|US5166996 *||May 28, 1991||Nov 24, 1992||Mccoy Bruce M||Method of, and apparatus for, protecting and curing fiber optic cable terminations|
|US5257333 *||Oct 10, 1990||Oct 26, 1993||Anders Nodfelt||Connecting device for interconnection of optical fibres|
|U.S. Classification||385/81, 385/82, 385/85, 385/84, 385/80|
|International Classification||G02B6/38, G02B6/36|
|Feb 22, 1991||AS||Assignment|
Owner name: HIROSE ELECTRIC CO., LTD., 5-23 OOSAKI 5-CHOME, S
Free format text: ASSIGNMENT OF ASSIGNORS INTEREST.;ASSIGNORS:KAWANAMI, NORIHIDE;OKADA, KINJIRO;REEL/FRAME:005613/0500
Effective date: 19910216
|May 31, 1991||AS||Assignment|
Owner name: HIROSE ELECTRIC CO., LTD., A CORP. OF JAPAN, JAPAN
Free format text: ASSIGNMENT OF ASSIGNORS INTEREST.;ASSIGNOR:KOZU, YOSHIKAZU;REEL/FRAME:005715/0816
Effective date: 19910509
|Nov 30, 1995||FPAY||Fee payment|
Year of fee payment: 4
|Dec 28, 1999||REMI||Maintenance fee reminder mailed|

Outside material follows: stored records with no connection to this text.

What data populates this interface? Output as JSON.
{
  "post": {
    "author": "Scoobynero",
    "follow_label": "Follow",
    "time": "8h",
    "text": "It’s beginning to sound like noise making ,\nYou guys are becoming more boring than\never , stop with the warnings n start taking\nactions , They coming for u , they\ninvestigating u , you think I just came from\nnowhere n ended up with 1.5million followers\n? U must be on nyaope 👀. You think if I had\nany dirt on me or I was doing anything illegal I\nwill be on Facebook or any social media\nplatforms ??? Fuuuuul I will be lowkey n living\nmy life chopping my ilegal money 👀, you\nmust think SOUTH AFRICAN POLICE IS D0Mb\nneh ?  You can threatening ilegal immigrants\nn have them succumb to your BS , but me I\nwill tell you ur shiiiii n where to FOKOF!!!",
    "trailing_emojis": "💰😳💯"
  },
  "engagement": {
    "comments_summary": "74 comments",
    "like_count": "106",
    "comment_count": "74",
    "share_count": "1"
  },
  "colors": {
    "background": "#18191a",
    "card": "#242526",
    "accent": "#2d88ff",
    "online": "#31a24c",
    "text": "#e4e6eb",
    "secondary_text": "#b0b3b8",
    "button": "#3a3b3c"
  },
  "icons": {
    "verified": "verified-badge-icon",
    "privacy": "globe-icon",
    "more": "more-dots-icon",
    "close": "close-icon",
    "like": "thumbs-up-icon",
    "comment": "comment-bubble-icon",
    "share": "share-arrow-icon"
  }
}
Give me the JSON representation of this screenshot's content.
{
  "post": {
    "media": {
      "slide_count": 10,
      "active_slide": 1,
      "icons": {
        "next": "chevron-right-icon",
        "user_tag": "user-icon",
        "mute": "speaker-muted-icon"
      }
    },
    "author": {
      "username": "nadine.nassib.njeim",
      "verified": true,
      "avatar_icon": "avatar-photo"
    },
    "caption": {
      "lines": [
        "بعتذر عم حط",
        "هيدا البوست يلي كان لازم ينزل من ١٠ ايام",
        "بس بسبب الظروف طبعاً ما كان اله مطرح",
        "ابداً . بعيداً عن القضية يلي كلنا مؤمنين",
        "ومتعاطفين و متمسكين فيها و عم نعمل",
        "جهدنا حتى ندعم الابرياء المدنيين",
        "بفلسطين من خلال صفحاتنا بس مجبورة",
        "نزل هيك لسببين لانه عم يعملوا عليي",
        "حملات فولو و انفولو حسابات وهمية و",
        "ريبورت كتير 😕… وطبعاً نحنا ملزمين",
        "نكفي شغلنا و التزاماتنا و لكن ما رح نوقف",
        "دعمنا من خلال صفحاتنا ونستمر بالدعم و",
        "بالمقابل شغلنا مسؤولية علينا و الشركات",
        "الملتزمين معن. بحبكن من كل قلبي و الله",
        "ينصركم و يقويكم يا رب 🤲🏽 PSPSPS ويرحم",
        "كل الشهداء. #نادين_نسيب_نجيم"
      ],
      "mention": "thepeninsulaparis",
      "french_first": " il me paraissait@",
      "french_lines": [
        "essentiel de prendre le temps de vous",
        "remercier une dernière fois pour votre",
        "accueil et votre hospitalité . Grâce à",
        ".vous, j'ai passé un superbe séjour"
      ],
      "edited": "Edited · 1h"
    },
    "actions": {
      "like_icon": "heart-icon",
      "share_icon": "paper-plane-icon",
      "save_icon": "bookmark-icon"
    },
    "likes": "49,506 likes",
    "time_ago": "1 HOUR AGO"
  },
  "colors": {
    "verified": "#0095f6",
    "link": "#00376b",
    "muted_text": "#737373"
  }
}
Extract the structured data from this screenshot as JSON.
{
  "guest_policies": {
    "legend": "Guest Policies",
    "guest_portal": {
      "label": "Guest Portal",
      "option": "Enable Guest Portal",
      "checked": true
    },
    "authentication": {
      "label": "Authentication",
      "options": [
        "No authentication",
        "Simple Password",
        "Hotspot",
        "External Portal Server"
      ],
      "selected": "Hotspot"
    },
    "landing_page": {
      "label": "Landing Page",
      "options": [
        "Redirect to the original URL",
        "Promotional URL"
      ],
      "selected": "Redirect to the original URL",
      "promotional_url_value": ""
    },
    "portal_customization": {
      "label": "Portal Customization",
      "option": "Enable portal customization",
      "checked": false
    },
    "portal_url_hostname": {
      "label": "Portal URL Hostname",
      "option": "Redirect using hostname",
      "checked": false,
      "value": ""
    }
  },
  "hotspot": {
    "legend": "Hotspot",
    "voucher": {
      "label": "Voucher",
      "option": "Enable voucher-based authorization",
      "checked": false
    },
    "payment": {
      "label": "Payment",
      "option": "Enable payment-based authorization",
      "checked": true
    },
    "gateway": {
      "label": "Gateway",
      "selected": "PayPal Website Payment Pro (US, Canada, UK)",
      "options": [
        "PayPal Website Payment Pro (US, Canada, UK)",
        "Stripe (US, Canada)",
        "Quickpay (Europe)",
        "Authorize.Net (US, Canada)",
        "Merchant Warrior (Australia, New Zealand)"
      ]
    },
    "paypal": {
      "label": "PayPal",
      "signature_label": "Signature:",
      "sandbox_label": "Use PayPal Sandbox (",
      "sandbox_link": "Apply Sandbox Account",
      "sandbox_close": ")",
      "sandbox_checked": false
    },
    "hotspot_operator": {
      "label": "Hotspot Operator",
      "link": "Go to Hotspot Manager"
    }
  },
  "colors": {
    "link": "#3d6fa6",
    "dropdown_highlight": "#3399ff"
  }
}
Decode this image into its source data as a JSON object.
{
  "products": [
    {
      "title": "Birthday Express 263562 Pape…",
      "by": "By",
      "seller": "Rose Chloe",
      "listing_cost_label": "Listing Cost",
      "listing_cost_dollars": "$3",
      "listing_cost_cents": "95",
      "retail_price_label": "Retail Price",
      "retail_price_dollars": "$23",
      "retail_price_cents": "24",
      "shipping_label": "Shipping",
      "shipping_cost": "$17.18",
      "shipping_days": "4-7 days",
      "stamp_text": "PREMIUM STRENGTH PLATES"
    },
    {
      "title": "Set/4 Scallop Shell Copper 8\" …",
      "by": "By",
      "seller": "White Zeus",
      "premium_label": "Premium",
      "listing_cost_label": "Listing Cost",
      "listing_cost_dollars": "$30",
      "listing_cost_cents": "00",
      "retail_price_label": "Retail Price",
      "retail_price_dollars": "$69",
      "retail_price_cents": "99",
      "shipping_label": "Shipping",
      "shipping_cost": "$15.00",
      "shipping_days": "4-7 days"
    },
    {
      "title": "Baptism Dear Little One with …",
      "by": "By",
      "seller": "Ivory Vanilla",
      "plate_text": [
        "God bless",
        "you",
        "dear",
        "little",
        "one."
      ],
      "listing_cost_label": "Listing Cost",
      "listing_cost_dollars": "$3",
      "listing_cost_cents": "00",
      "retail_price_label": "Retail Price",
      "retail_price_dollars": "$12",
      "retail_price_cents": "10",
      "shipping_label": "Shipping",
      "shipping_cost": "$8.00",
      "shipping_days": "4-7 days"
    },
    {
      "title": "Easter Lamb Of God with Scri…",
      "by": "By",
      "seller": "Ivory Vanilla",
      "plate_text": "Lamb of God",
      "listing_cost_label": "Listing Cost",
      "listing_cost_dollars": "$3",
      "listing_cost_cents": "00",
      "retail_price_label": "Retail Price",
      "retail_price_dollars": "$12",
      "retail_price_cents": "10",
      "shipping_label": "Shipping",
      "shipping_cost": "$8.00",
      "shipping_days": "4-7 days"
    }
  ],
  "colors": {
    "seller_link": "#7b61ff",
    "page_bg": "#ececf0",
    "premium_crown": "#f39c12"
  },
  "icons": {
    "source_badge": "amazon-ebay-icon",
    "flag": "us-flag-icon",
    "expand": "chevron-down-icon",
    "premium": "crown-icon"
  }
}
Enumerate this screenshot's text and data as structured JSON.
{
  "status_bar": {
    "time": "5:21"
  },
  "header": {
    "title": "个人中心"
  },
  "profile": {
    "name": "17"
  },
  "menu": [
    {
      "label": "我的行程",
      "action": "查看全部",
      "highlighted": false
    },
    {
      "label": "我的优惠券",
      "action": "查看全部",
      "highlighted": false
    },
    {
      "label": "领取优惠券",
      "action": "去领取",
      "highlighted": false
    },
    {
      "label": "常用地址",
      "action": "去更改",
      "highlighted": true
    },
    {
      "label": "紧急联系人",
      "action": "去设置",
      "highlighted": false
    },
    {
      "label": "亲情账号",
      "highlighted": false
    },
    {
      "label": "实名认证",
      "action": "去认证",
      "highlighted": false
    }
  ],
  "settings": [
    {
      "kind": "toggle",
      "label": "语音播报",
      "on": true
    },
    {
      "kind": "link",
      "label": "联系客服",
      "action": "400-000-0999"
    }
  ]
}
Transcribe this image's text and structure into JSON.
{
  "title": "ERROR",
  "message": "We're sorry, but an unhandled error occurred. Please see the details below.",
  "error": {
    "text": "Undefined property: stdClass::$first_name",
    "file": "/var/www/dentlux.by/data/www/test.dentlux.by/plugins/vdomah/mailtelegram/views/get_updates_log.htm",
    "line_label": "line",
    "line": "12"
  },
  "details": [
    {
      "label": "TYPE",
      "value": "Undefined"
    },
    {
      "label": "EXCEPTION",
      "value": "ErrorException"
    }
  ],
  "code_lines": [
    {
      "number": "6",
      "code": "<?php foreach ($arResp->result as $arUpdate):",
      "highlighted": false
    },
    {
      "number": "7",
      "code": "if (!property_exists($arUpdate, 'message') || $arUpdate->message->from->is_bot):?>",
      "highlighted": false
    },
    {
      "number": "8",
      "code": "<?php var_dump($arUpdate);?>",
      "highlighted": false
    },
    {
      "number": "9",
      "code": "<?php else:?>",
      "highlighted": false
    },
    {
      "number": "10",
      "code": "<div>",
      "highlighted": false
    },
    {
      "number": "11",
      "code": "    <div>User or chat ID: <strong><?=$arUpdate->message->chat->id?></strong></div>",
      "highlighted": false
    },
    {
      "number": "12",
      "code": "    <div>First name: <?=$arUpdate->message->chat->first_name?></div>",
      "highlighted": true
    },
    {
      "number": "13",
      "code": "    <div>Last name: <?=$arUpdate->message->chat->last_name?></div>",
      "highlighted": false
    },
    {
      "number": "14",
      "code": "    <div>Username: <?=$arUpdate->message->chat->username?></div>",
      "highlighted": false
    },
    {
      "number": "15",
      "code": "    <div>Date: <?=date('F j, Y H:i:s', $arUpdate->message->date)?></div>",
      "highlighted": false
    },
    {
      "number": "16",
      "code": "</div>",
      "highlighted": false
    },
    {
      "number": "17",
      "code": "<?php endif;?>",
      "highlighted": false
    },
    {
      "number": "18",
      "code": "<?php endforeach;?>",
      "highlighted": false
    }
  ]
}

|Jun 4, 2000||LAPS||Lapse for failure to pay maintenance fees|
|Aug 8, 2000||FP||Expired due to failure to pay maintenance fee|
Effective date: 20000602